“We are not looking for special treatment, just equal treatment,” he said. “We’ve co-operated at every step with the public health people and have shown we have been very responsible.”
Archbishop Fisher pointed out that 12 people would be allowed under the new rules to catch a bus together to St Mary’s Cathedral, but it was “absurd” that only 10 of them would then be allowed in for mass — despite its 2600 sqm of floor space.
“We’ve given plans to the Premier on what we can do to minimise the risk in churches — marking where people can sit, stopping the passing of hymn books or collection plates, and asking the very elderly to stay at home in any case,” he said.
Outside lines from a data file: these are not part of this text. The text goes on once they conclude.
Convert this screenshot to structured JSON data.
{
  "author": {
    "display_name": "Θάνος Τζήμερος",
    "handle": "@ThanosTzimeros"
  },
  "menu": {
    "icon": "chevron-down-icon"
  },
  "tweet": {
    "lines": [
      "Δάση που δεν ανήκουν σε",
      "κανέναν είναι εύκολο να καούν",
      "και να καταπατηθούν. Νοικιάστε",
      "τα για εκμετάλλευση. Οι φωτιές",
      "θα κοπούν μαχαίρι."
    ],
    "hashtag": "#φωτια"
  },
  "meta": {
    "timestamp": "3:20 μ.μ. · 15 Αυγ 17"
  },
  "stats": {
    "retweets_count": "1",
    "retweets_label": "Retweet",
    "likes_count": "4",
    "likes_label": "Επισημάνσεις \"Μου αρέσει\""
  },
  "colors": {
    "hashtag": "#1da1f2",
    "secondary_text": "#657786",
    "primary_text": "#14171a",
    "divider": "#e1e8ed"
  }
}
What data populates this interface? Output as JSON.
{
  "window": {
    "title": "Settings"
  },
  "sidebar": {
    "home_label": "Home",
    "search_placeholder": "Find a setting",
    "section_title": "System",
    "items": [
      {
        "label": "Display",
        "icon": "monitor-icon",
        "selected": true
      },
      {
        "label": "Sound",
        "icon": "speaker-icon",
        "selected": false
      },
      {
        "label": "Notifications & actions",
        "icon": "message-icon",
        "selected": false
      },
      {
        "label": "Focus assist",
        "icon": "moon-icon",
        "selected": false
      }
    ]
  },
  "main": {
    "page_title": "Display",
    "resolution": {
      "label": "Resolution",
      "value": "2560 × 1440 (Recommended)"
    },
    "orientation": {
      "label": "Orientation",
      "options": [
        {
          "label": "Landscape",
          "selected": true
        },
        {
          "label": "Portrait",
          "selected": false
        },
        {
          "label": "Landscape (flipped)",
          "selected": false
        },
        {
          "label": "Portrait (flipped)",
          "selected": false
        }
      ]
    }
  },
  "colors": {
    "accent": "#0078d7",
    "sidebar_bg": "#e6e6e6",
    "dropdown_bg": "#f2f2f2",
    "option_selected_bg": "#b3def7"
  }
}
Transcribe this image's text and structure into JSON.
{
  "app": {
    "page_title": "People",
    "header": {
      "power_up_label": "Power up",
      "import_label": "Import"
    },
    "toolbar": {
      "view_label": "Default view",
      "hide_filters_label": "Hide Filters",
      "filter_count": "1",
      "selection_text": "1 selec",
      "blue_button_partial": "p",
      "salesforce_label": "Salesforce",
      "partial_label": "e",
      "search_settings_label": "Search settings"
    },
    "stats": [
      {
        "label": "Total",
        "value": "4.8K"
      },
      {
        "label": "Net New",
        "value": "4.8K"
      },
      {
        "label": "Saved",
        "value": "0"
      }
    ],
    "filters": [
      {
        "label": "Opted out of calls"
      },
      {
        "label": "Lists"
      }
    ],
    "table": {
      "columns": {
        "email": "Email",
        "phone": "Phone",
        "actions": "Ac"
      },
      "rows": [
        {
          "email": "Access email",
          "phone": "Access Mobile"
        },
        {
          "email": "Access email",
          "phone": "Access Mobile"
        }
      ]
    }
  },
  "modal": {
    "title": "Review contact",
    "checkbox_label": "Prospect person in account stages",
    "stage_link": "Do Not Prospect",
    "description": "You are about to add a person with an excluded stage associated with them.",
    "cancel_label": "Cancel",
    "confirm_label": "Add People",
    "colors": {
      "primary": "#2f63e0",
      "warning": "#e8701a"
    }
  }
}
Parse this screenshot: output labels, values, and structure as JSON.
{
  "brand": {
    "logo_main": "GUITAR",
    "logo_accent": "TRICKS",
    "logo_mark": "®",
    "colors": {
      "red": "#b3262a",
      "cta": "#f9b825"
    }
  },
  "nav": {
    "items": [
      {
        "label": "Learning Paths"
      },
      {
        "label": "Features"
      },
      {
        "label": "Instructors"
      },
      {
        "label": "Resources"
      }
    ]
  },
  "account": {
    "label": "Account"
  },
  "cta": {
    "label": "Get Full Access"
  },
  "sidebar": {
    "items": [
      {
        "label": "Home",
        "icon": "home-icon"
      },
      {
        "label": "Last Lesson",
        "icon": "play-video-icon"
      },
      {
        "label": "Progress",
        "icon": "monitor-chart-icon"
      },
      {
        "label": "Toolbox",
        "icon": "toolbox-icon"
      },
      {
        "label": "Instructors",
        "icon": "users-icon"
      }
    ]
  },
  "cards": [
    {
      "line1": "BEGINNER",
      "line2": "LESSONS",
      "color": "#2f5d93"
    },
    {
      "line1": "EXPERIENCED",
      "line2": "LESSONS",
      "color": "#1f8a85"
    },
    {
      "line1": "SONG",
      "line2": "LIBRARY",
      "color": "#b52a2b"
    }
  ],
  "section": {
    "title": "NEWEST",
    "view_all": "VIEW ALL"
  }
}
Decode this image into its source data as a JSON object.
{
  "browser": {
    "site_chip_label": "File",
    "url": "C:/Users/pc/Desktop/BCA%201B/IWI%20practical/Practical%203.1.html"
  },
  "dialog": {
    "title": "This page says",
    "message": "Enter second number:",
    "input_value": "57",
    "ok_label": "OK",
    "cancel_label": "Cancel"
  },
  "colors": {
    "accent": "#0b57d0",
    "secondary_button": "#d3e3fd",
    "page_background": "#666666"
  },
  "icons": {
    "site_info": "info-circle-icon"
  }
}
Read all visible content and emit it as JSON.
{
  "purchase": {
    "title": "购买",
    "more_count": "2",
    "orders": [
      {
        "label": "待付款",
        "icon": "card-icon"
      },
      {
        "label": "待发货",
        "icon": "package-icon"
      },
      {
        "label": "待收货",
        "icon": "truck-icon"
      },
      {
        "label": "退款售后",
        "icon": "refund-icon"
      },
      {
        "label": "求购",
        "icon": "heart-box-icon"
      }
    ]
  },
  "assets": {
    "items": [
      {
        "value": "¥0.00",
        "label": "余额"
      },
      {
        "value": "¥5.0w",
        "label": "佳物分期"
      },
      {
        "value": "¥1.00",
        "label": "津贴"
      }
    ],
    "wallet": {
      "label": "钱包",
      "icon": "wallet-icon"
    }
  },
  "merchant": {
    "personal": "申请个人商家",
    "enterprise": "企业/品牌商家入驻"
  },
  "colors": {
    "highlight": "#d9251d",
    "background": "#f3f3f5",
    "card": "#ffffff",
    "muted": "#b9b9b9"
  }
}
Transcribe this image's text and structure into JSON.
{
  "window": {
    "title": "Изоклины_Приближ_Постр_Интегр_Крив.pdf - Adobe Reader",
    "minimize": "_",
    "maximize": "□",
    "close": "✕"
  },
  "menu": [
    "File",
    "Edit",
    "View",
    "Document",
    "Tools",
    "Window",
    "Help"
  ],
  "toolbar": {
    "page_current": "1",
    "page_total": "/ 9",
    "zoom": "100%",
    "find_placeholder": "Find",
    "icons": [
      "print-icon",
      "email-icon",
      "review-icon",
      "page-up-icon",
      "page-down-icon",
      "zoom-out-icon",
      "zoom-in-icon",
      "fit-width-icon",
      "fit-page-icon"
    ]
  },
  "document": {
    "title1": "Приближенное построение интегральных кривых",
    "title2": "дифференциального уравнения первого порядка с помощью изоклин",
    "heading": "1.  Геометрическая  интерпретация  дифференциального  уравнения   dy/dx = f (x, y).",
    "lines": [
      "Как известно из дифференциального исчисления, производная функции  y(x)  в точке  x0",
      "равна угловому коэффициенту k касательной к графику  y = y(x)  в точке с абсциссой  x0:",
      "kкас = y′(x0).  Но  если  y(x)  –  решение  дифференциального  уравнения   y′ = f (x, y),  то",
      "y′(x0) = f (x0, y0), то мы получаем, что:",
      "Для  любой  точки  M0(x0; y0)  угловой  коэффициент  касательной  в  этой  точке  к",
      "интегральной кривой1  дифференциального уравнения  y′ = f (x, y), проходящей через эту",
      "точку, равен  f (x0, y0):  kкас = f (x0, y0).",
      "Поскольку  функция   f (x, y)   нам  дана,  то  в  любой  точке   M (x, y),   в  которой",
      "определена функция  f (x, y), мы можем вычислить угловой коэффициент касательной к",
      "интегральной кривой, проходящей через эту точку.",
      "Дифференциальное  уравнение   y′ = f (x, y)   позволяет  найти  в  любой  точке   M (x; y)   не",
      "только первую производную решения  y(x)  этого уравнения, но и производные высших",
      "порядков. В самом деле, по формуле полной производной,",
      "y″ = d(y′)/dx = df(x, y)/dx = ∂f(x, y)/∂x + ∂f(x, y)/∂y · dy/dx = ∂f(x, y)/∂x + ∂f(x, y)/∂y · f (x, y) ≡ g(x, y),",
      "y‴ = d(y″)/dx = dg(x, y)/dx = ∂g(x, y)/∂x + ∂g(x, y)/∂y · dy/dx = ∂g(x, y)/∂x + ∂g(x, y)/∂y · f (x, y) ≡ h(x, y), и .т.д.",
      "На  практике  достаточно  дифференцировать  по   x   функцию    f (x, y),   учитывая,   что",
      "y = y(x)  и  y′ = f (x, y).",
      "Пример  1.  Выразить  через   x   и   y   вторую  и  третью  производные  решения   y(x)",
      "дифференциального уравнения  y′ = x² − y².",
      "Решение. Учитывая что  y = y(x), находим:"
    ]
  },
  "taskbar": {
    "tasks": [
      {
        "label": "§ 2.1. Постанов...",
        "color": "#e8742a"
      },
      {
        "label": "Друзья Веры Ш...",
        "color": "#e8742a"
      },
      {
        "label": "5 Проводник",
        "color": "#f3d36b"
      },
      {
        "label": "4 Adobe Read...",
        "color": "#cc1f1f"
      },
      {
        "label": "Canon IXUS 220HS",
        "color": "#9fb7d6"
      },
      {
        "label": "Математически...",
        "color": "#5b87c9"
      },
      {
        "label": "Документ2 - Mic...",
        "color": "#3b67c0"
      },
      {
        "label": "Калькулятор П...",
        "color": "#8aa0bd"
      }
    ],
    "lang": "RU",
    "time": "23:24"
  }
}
Archbishop Fisher’s concerns have been echoed by other faith groups.
NSW Jewish Board of Deputies chief executive Vic Alhadeff yesterday told The Daily Telegraph: “There is far less risk of infection in properly distanced religious services and classes than in a pub, where glasses and other items may be passed around.”
Australian National Imam’s Council spokesman Bilal Rauf suggested that the state government needed to think about its priorities, noting that houses of worship are critical to the health and wellbeing of many people.
“Our general view is that there appears to be a disparity in the approach to dealing with clubs and poker machines as opposed to houses of worship,” he said.
“It’s difficult to understand why places of worship would be carved out and excluded while other businesses, particularly pubs and clubs, are allowed more people.”
The Archdiocese’s petition, which went online overnight at openourchurches.com.au, reads in part: “Contrary to what has been said throughout this pandemic, we do not consider church attendance to be non-essential; indeed, nothing is more essential than the practise of our faith.
“This unequal treatment of religious worship leads us to ask whether the government is listening to the concerns of Catholics and other people of faith or indifferent to the effect the closure of our churches is having on people during these difficult times.”